> Task details: All the data must be output exactly as given.

(Dataset items)
_ _ _ _ _

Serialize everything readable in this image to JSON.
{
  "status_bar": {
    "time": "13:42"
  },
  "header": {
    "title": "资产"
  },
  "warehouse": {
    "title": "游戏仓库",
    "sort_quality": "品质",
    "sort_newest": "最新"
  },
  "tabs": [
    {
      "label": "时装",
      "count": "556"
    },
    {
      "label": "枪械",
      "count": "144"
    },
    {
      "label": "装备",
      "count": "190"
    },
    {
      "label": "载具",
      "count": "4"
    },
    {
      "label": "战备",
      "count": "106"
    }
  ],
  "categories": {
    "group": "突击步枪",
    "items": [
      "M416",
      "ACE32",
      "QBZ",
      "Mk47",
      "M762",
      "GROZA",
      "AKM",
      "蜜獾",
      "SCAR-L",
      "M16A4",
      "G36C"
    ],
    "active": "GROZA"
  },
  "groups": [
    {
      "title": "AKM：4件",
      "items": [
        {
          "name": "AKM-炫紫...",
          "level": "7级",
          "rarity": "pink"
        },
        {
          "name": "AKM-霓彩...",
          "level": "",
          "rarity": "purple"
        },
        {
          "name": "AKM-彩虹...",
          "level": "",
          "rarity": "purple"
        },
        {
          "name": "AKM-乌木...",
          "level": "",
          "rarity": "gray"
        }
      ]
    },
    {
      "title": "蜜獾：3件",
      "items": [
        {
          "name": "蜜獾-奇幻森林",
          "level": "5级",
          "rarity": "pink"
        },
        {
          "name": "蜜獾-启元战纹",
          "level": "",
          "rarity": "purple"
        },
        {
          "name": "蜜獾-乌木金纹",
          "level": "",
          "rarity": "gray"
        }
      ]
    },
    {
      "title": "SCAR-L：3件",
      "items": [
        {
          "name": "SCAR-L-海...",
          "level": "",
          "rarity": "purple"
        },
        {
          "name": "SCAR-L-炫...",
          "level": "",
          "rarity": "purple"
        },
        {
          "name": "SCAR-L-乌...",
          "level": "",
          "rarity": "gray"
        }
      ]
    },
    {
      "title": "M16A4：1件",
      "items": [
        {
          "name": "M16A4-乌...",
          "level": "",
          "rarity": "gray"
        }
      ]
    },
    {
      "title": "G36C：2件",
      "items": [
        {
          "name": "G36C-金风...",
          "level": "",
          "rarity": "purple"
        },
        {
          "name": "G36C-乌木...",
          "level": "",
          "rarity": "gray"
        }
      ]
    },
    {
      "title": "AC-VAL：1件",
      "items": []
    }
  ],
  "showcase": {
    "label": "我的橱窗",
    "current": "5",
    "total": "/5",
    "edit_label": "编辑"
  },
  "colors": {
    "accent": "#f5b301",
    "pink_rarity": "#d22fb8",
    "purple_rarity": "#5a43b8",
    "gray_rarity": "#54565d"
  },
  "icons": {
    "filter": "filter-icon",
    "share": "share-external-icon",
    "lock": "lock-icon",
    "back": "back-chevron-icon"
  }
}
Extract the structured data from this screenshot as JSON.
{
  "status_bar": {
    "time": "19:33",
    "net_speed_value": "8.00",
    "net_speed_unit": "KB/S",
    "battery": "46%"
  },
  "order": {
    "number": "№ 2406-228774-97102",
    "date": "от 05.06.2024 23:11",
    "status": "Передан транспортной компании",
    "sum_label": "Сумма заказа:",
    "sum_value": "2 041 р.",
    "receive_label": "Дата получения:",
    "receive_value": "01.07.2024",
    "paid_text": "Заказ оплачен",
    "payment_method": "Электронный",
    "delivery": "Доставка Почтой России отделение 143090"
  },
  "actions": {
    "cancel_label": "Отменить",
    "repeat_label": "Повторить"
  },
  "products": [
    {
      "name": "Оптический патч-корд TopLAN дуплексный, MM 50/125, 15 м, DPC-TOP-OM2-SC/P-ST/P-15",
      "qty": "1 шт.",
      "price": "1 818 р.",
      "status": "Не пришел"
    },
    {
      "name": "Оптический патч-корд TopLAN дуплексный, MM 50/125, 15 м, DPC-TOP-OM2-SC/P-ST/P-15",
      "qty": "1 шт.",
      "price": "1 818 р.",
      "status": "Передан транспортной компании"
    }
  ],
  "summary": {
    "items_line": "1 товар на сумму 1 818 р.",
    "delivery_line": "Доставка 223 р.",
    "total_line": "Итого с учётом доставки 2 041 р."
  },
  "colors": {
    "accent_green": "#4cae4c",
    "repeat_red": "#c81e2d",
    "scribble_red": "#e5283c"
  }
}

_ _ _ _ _

> Task result:
Serialize everything readable in this image to JSON.
{
  "status_bar": {
    "time": "13:42"
  },
  "header": {
    "title": "资产"
  },
  "warehouse": {
    "title": "游戏仓库",
    "sort_quality": "品质",
    "sort_newest": "最新"
  },
  "tabs": [
    {
      "label": "时装",
      "count": "556"
    },
    {
      "label": "枪械",
      "count": "144"
    },
    {
      "label": "装备",
      "count": "190"
    },
    {
      "label": "载具",
      "count": "4"
    },
    {
      "label": "战备",
      "count": "106"
    }
  ],
  "categories": {
    "group": "突击步枪",
    "items": [
      "M416",
      "ACE32",
      "QBZ",
      "Mk47",
      "M762",
      "GROZA",
      "AKM",
      "蜜獾",
      "SCAR-L",
      "M16A4",
      "G36C"
    ],
    "active": "GROZA"
  },
  "groups": [
    {
      "title": "AKM：4件",
      "items": [
        {
          "name": "AKM-炫紫...",
          "level": "7级",
          "rarity": "pink"
        },
        {
          "name": "AKM-霓彩...",
          "level": "",
          "rarity": "purple"
        },
        {
          "name": "AKM-彩虹...",
          "level": "",
          "rarity": "purple"
        },
        {
          "name": "AKM-乌木...",
          "level": "",
          "rarity": "gray"
        }
      ]
    },
    {
      "title": "蜜獾：3件",
      "items": [
        {
          "name": "蜜獾-奇幻森林",
          "level": "5级",
          "rarity": "pink"
        },
        {
          "name": "蜜獾-启元战纹",
          "level": "",
          "rarity": "purple"
        },
        {
          "name": "蜜獾-乌木金纹",
          "level": "",
          "rarity": "gray"
        }
      ]
    },
    {
      "title": "SCAR-L：3件",
      "items": [
        {
          "name": "SCAR-L-海...",
          "level": "",
          "rarity": "purple"
        },
        {
          "name": "SCAR-L-炫...",
          "level": "",
          "rarity": "purple"
        },
        {
          "name": "SCAR-L-乌...",
          "level": "",
          "rarity": "gray"
        }
      ]
    },
    {
      "title": "M16A4：1件",
      "items": [
        {
          "name": "M16A4-乌...",
          "level": "",
          "rarity": "gray"
        }
      ]
    },
    {
      "title": "G36C：2件",
      "items": [
        {
          "name": "G36C-金风...",
          "level": "",
          "rarity": "purple"
        },
        {
          "name": "G36C-乌木...",
          "level": "",
          "rarity": "gray"
        }
      ]
    },
    {
      "title": "AC-VAL：1件",
      "items": []
    }
  ],
  "showcase": {
    "label": "我的橱窗",
    "current": "5",
    "total": "/5",
    "edit_label": "编辑"
  },
  "colors": {
    "accent": "#f5b301",
    "pink_rarity": "#d22fb8",
    "purple_rarity": "#5a43b8",
    "gray_rarity": "#54565d"
  },
  "icons": {
    "filter": "filter-icon",
    "share": "share-external-icon",
    "lock": "lock-icon",
    "back": "back-chevron-icon"
  }
}
Extract the structured data from this screenshot as JSON.
{
  "status_bar": {
    "time": "19:33",
    "net_speed_value": "8.00",
    "net_speed_unit": "KB/S",
    "battery": "46%"
  },
  "order": {
    "number": "№ 2406-228774-97102",
    "date": "от 05.06.2024 23:11",
    "status": "Передан транспортной компании",
    "sum_label": "Сумма заказа:",
    "sum_value": "2 041 р.",
    "receive_label": "Дата получения:",
    "receive_value": "01.07.2024",
    "paid_text": "Заказ оплачен",
    "payment_method": "Электронный",
    "delivery": "Доставка Почтой России отделение 143090"
  },
  "actions": {
    "cancel_label": "Отменить",
    "repeat_label": "Повторить"
  },
  "products": [
    {
      "name": "Оптический патч-корд TopLAN дуплексный, MM 50/125, 15 м, DPC-TOP-OM2-SC/P-ST/P-15",
      "qty": "1 шт.",
      "price": "1 818 р.",
      "status": "Не пришел"
    },
    {
      "name": "Оптический патч-корд TopLAN дуплексный, MM 50/125, 15 м, DPC-TOP-OM2-SC/P-ST/P-15",
      "qty": "1 шт.",
      "price": "1 818 р.",
      "status": "Передан транспортной компании"
    }
  ],
  "summary": {
    "items_line": "1 товар на сумму 1 818 р.",
    "delivery_line": "Доставка 223 р.",
    "total_line": "Итого с учётом доставки 2 041 р."
  },
  "colors": {
    "accent_green": "#4cae4c",
    "repeat_red": "#c81e2d",
    "scribble_red": "#e5283c"
  }
}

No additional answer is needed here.